Richard Falkenrath is pushing for a “right to be forgotten”, whereby individuals could ask companies to erase all the data and metadata that they possess about them. He says that it’s “essential to protect personal privacy in the age of pervasive social media and cloud computing”, but I think he’s importantly wrong. We’ve never really had personal privacy, we have less privacy than ever before, and extra legislation, while making a difference at the margins, is never going to return us to some mythical prelapsarian state where Big Brother knows nothing about us.
And indeed, few of us would want to return to that state. I get a steady stream of books and press releases here at Reuters, most of which I have very little interest in. But at least they’re a little bit targeted: they tend to be about business or finance, broadly. And some of them I actually like a lot, and end up in a blog post somehow. If I just got a random subset of all the books being published, or all the press releases being put out, my situation would be far worse than it is now. Because the people sending the books and releases know something about me, they attempt to send me only things I might conceivably be interested in. (At least in theory. Does anybody know how to unsubscribe to the TMZ mailing list?)
We’ve always lived in a world of personalization and targeting, from the maitre d’ who knows your name and favorite table at the fancy neighborhood restaurant, to the way in which corporations pay more money to advertise in the Wall Street Journal than they do to advertise in the New York Post, on the grounds that the Journal is more likely to reach rich professionals.
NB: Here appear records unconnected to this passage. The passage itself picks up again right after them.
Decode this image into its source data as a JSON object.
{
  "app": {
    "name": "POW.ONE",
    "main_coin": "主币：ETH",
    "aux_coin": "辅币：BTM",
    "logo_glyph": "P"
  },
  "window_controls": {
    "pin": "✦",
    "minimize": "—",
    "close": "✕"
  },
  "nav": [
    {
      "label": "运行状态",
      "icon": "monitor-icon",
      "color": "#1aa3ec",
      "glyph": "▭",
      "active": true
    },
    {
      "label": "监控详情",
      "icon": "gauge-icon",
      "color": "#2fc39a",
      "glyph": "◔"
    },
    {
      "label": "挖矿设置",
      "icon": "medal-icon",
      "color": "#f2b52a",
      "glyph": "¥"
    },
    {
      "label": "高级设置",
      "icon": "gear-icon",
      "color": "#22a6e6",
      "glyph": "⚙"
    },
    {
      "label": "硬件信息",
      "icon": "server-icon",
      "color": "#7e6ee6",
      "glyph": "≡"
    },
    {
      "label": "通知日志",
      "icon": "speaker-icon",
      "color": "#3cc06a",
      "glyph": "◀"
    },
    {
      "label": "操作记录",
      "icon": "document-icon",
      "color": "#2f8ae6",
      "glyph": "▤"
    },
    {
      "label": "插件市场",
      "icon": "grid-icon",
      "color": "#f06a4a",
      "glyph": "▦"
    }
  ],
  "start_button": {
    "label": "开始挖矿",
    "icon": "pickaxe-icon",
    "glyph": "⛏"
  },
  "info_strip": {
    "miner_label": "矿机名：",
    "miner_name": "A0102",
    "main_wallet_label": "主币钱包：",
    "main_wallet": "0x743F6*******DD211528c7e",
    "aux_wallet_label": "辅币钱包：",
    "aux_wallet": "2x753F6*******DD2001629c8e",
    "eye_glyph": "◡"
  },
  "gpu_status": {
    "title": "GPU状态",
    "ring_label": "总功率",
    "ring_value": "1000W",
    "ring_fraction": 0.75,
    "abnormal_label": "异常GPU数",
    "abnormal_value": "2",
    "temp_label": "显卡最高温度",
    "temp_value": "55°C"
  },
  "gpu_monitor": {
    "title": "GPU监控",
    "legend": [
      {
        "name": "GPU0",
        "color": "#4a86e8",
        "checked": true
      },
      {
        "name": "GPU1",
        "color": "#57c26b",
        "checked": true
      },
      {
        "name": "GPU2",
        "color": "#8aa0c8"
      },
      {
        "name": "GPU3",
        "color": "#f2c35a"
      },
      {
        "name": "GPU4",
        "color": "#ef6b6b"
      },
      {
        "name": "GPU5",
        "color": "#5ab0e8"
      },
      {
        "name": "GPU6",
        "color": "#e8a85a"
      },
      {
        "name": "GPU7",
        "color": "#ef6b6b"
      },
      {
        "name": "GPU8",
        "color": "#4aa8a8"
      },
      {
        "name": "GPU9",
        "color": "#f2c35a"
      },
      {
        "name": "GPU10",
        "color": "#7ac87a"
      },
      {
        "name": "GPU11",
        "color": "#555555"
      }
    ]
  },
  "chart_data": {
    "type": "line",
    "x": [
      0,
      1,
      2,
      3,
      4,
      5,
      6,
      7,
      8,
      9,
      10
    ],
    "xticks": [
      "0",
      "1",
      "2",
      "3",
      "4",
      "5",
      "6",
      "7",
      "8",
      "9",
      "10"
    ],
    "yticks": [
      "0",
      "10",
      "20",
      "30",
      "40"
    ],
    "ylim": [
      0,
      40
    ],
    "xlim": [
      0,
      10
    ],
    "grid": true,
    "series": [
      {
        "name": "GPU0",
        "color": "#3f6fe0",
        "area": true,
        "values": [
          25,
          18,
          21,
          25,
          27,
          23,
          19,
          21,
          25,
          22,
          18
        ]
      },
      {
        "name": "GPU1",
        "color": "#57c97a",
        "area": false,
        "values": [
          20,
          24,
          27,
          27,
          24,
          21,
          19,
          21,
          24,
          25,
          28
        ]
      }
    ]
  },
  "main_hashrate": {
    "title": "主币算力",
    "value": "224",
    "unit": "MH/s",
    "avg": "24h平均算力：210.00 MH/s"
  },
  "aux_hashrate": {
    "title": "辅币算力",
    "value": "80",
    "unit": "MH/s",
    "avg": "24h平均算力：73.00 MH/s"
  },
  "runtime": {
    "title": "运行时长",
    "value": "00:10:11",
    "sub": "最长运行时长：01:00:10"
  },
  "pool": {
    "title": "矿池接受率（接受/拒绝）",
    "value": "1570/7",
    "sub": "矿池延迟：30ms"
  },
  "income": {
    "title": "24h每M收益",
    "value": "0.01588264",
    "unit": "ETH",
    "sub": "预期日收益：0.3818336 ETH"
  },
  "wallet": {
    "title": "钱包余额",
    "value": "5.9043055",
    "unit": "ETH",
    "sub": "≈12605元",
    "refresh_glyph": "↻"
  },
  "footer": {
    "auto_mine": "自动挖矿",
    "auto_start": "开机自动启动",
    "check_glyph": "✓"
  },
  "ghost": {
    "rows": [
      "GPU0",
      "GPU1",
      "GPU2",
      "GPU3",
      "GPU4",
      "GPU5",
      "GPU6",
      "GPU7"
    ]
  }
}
Nowadays, computers have made it increasingly possible to fine-tune personalization down to the individual level, where it can sometimes get “spooky”. (Although I’m convinced that spookiness increases with age: that in general young people are much less fazed by this kind of personalization than old people are.) If sophisticated corporations manage to make their marketing materials less spooky, I don’t think there’s going to be much popular opposition to continued targeting — at least not in this country. Germany is different: Germans care a lot about their privacy, and fight hard for it.
Here, however, I’ve never received a good answer to the “why should I care?” question — and certainly Falkenrath doesn’t provide one. All he does is hint at a vaguely dystopian scenario, and leave the rest to the reader’s imagination:
Picasa has a tagging feature that can tell Google where and when photographs were taken, and an advanced facial recognition feature that allows Google to identify individuals it has seen in one photo in any photo in the user’s digital library. Integrating just these three services with Google’s core search function could allow Google to locate individuals in virtually any digital photograph on the internet, and so derive where each user has been, when, with whom and doing what. Add YouTube to the mix, or Android smartphones, or whatever other database Google develops or buys – the implications are breathtaking.
If you’re pessimistically inclined, the breathtaking implications are negative. On the other hand, there are lots of positive potential implications, too. And the fact is that companies like Target and Google have no interest in becoming some kind of Hollywood corporate villain; that kind of behavior tends not to be nearly as profitable as screenwriters might think. So my feeling is that if they do become evil, we should cross that bridge when we come to it. As News International is discovering, genuine invasions of privacy can be fatal to any company. In the meantime, trying to legislate a “right to be forgotten” would probably cause much more harm than good.